### Exercise requirements
Read the records beneath this task and copy every line that contains the string "title".

Data about app and page elements
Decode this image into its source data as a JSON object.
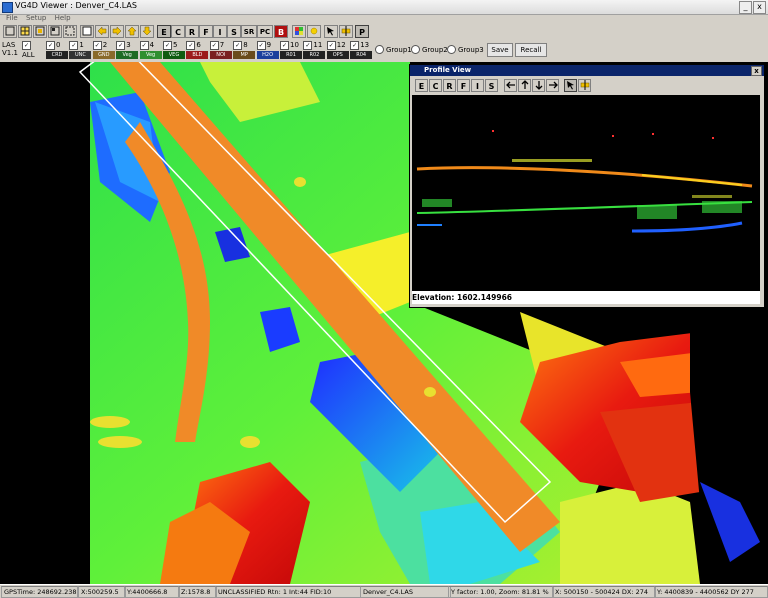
{
  "window": {
    "title": "VG4D Viewer : Denver_C4.LAS",
    "min": "_",
    "close": "x"
  },
  "menu": [
    "File",
    "Setup",
    "Help"
  ],
  "toolbar": {
    "E": "E",
    "C": "C",
    "R": "R",
    "F": "F",
    "I": "I",
    "S": "S",
    "SR": "SR",
    "PC": "PC",
    "B": "B",
    "P": "P"
  },
  "classbar": {
    "las_label": "LAS",
    "las_version": "V1.1",
    "all_label": "ALL",
    "classes": [
      {
        "num": "0",
        "code": "CRD",
        "color": "#222222"
      },
      {
        "num": "1",
        "code": "UNC",
        "color": "#333333"
      },
      {
        "num": "2",
        "code": "GND",
        "color": "#8a6a2a"
      },
      {
        "num": "3",
        "code": "Veg",
        "color": "#1f6b24"
      },
      {
        "num": "4",
        "code": "Veg",
        "color": "#2f8f2f"
      },
      {
        "num": "5",
        "code": "VEG",
        "color": "#0e5c10"
      },
      {
        "num": "6",
        "code": "BLD",
        "color": "#9c1b1b"
      },
      {
        "num": "7",
        "code": "NOI",
        "color": "#7a2020"
      },
      {
        "num": "8",
        "code": "MP",
        "color": "#6a4b1b"
      },
      {
        "num": "9",
        "code": "H2O",
        "color": "#1b3f9c"
      },
      {
        "num": "10",
        "code": "R01",
        "color": "#222222"
      },
      {
        "num": "11",
        "code": "R02",
        "color": "#222222"
      },
      {
        "num": "12",
        "code": "OPS",
        "color": "#222222"
      },
      {
        "num": "13",
        "code": "R04",
        "color": "#222222"
      }
    ],
    "group1": "Group1",
    "group2": "Group2",
    "group3": "Group3",
    "save": "Save",
    "recall": "Recall"
  },
  "profile": {
    "title": "Profile View",
    "close": "x",
    "tools": [
      "E",
      "C",
      "R",
      "F",
      "I",
      "S"
    ],
    "elevation": "Elevation: 1602.149966"
  },
  "status": {
    "gps": "GPSTime: 248692.23814",
    "x": "X:500259.5",
    "y": "Y:4400666.8",
    "z": "Z:1578.8",
    "class": "UNCLASSIFIED Rtn: 1 Int:44 FID:10",
    "file": "Denver_C4.LAS",
    "factor": "Y factor: 1.00, Zoom: 81.81 %",
    "xrange": "X: 500150 - 500424 DX: 274",
    "yrange": "Y: 4400839 - 4400562 DY 277"
  }
}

### Expected answer
    "title": "VG4D Viewer : Denver_C4.LAS",
    "title": "Profile View",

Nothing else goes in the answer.